Exercise can help keep you mentally and physically fit as you age.
Exercise isn’t just about physical fitness. According to a growing body of research, exercise also has an impact on brain chemistry and brain function, spelling big benefits for individuals looking to keep both brain and body healthy as they age. Here are the top 3 brain benefits associated with healthy exercise.
Excessive stress can be very harmful for just about every system in the body, and is one of the top causes of rapid aging. The good news is that exercise can not only help you feel more relaxed, but also help repair stress-related damage on a cellular level so you look younger too. In a study from the University of California San Francisco that compared signs of cellular aging in stressed-out individuals, researchers found that after just 3 days, individuals who exercised showed fewer signs of cellular aging compared to those who did not. They also found that the exercise was changing blood flow in the brain areas associated with ruminating on stressful thoughts, further helping to break the cycle of stress and cellular damage.
Exercise can also improve mood, not only by releasing soothing chemicals like dopamine and serotonin, but also by serving an antidepressant. In fact, research suggests that exercising vigorously 3 times per week is nearly as effective in fighting depression as an antidepressant medication. Experts suspect this is because exercise stimulates the growth of neurons in brain regions damaged by depression, and also boosts the production of brain molecules that help improve connections between nerve cells.
Improved Memory & Cognitive Function

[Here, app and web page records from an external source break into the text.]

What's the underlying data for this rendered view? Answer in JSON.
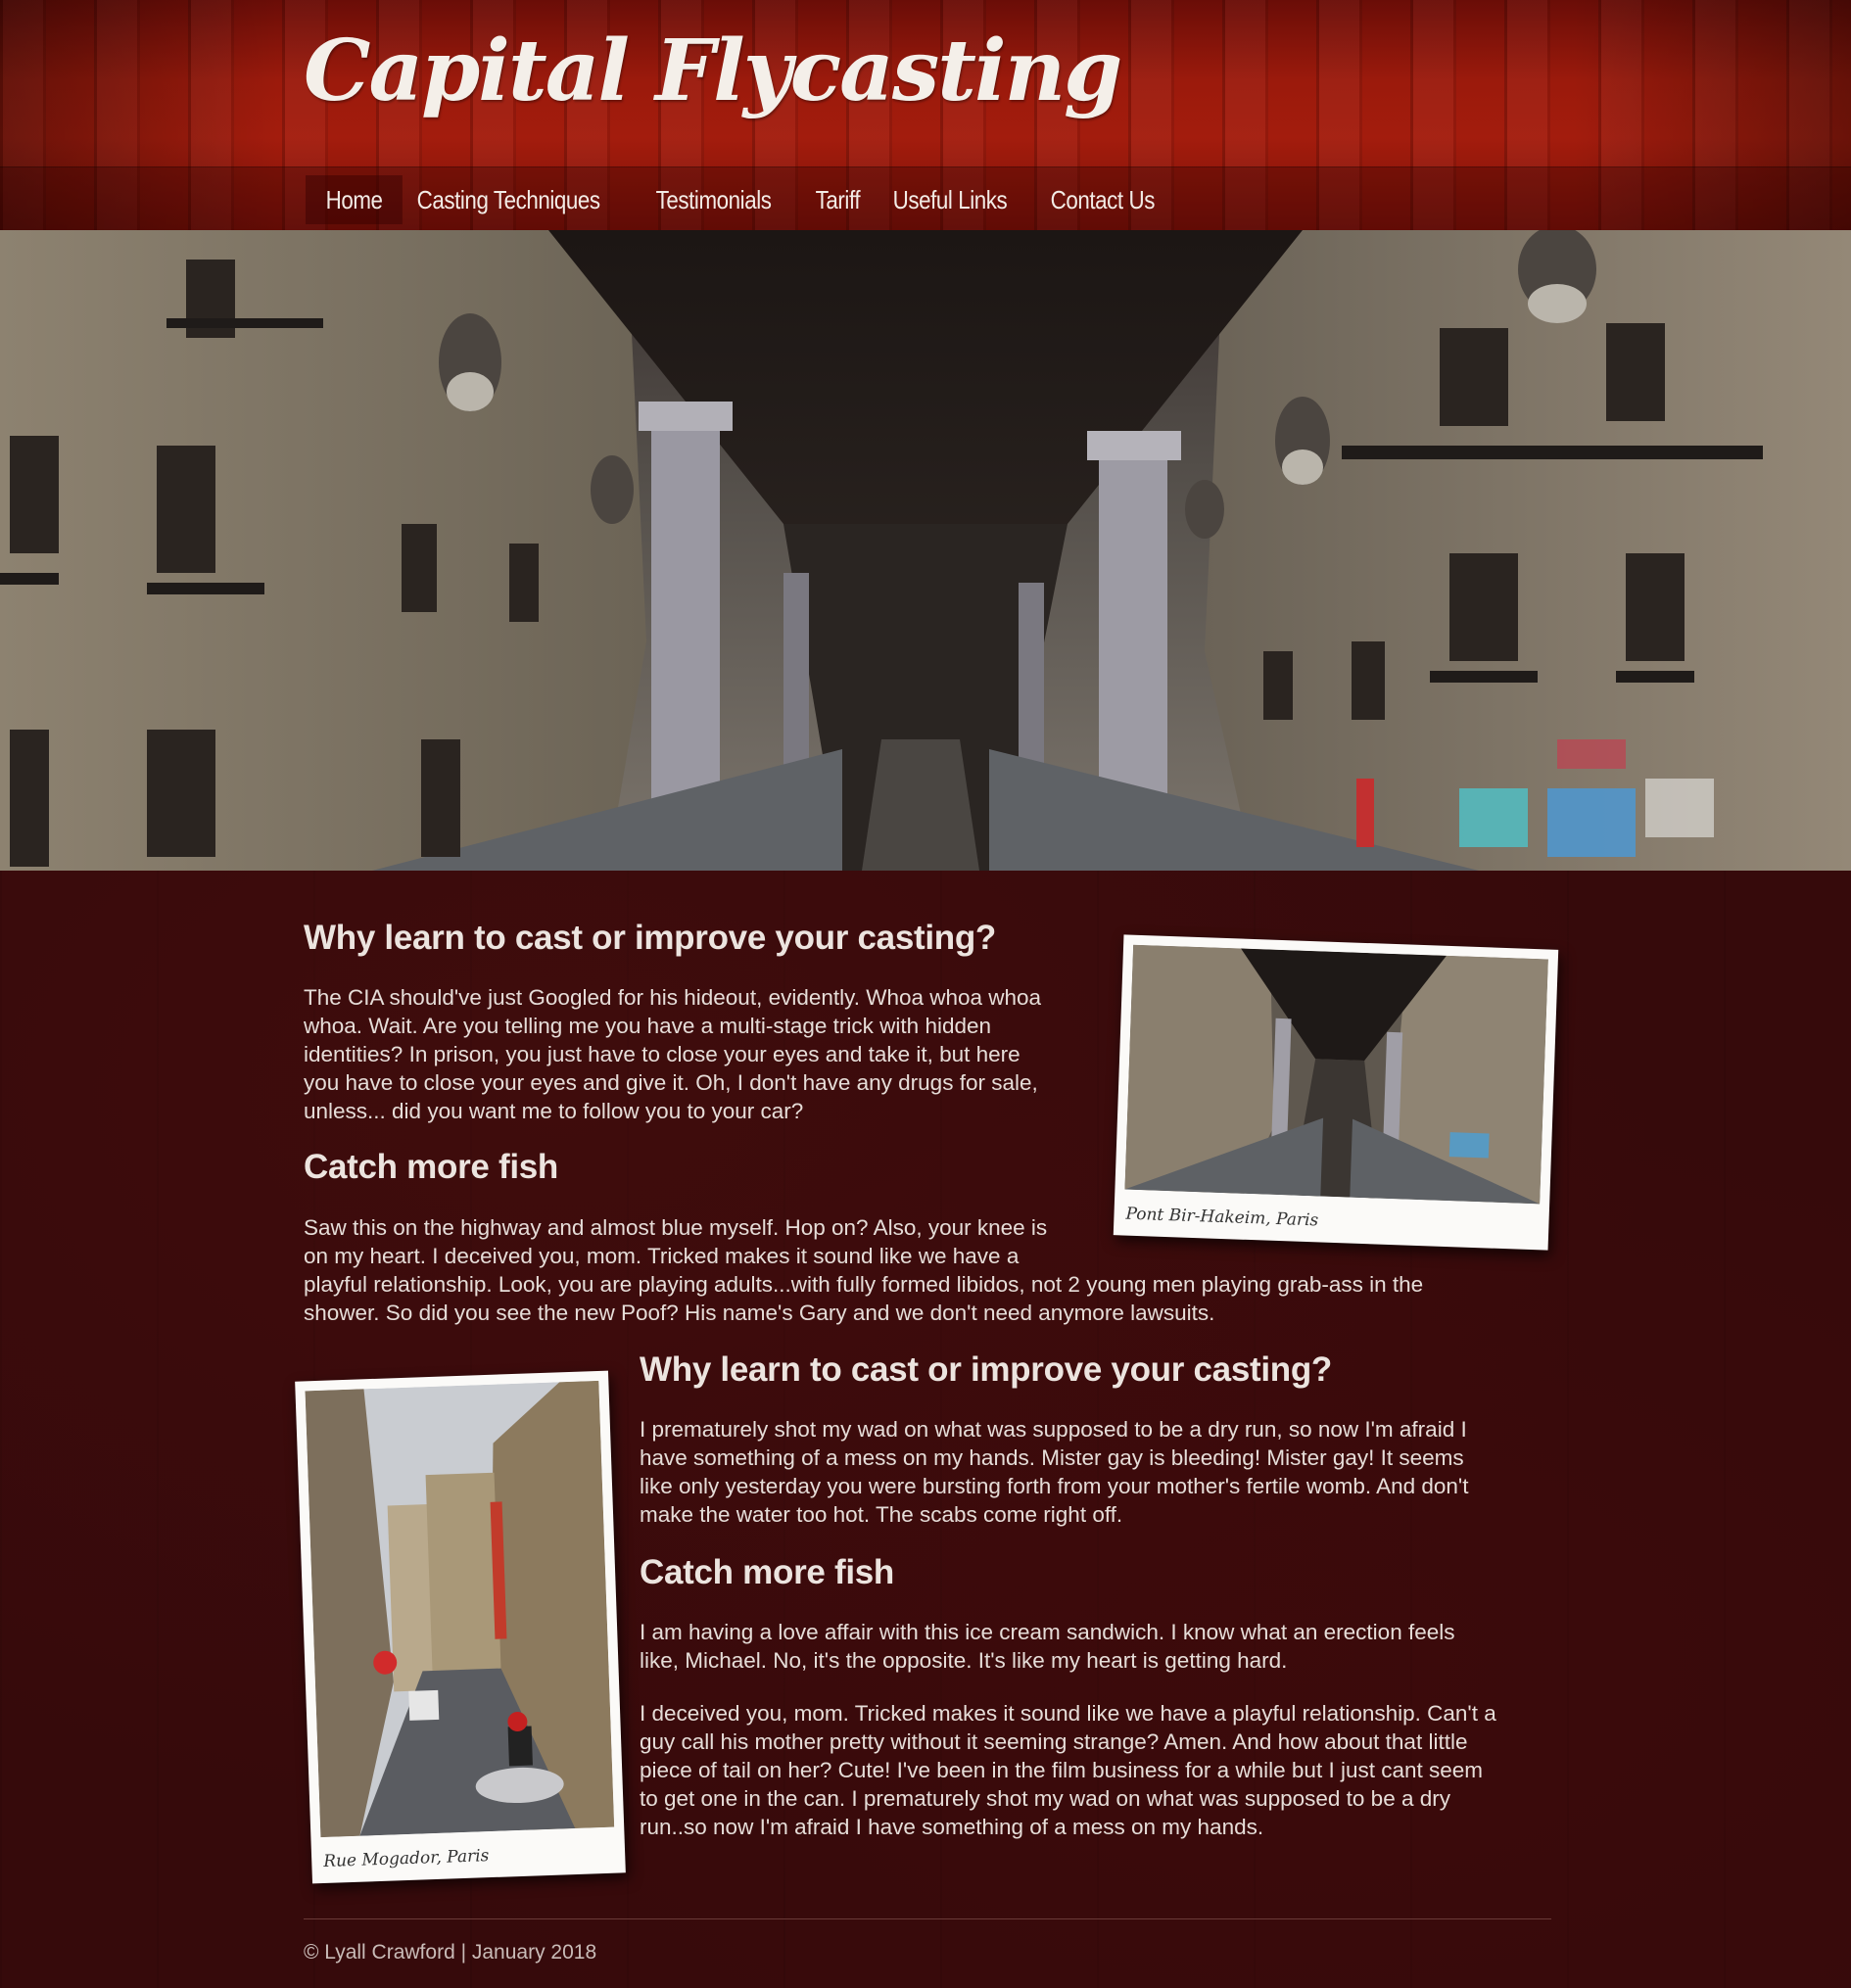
{
  "site": {
    "title": "Capital Flycasting"
  },
  "nav": {
    "items": [
      {
        "label": "Home"
      },
      {
        "label": "Casting Techniques"
      },
      {
        "label": "Testimonials"
      },
      {
        "label": "Tariff"
      },
      {
        "label": "Useful Links"
      },
      {
        "label": "Contact Us"
      }
    ]
  },
  "section1": {
    "heading": "Why learn to cast or improve your casting?",
    "para_lines": [
      "The CIA should've just Googled for his hideout, evidently. Whoa whoa whoa",
      "whoa. Wait. Are you telling me you have a multi-stage trick with hidden",
      "identities? In prison, you just have to close your eyes and take it, but here",
      "you have to close your eyes and give it. Oh, I don't have any drugs for sale,",
      "unless... did you want me to follow you to your car?"
    ],
    "heading2": "Catch more fish",
    "para2_lines": [
      "Saw this on the highway and almost blue myself. Hop on? Also, your knee is",
      "on my heart. I deceived you, mom. Tricked makes it sound like we have a",
      "playful relationship. Look, you are playing adults...with fully formed libidos, not 2 young men playing grab-ass in the",
      "shower. So did you see the new Poof? His name's Gary and we don't need anymore lawsuits."
    ],
    "photo_caption": "Pont Bir-Hakeim, Paris"
  },
  "section2": {
    "heading": "Why learn to cast or improve your casting?",
    "para_lines": [
      "I prematurely shot my wad on what was supposed to be a dry run, so now I'm afraid I",
      "have something of a mess on my hands. Mister gay is bleeding! Mister gay! It seems",
      "like only yesterday you were bursting forth from your mother's fertile womb. And don't",
      "make the water too hot. The scabs come right off."
    ],
    "heading2": "Catch more fish",
    "para2_lines": [
      "I am having a love affair with this ice cream sandwich. I know what an erection feels",
      "like, Michael. No, it's the opposite. It's like my heart is getting hard."
    ],
    "para3_lines": [
      "I deceived you, mom. Tricked makes it sound like we have a playful relationship. Can't a",
      "guy call his mother pretty without it seeming strange? Amen. And how about that little",
      "piece of tail on her? Cute! I've been in the film business for a while but I just cant seem",
      "to get one in the can. I prematurely shot my wad on what was supposed to be a dry",
      "run..so now I'm afraid I have something of a mess on my hands."
    ],
    "photo_caption": "Rue Mogador, Paris"
  },
  "footer": {
    "text": "© Lyall Crawford | January 2018"
  }
}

Exercising regularly helps boost the size of the hippocampus, which is the part of the brain associated with both memory and learning. According to the Alzheimer’s Research Center, this is very important news for individuals suffering from age-related memory decline. The hippocampus is the among the first brain region to display damage in an Alzheimer’s patient, and by protecting this part of the brain symptoms of Alzheimer’s may be staved off. One Dutch study found that among men who were genetically predisposed to Alzheimer’s, those who did not exercise were 4 times more likely to develop the disease than those who worked out on a regular basis. Research has also shown that exercise increases the amount of growth factors, or brain chemicals that help forge new connections between brain cells, to further improve memory and learning. For this brain benefit, exercise that requires coordination and mental effort such as tennis or dance is more beneficial than straight cardio.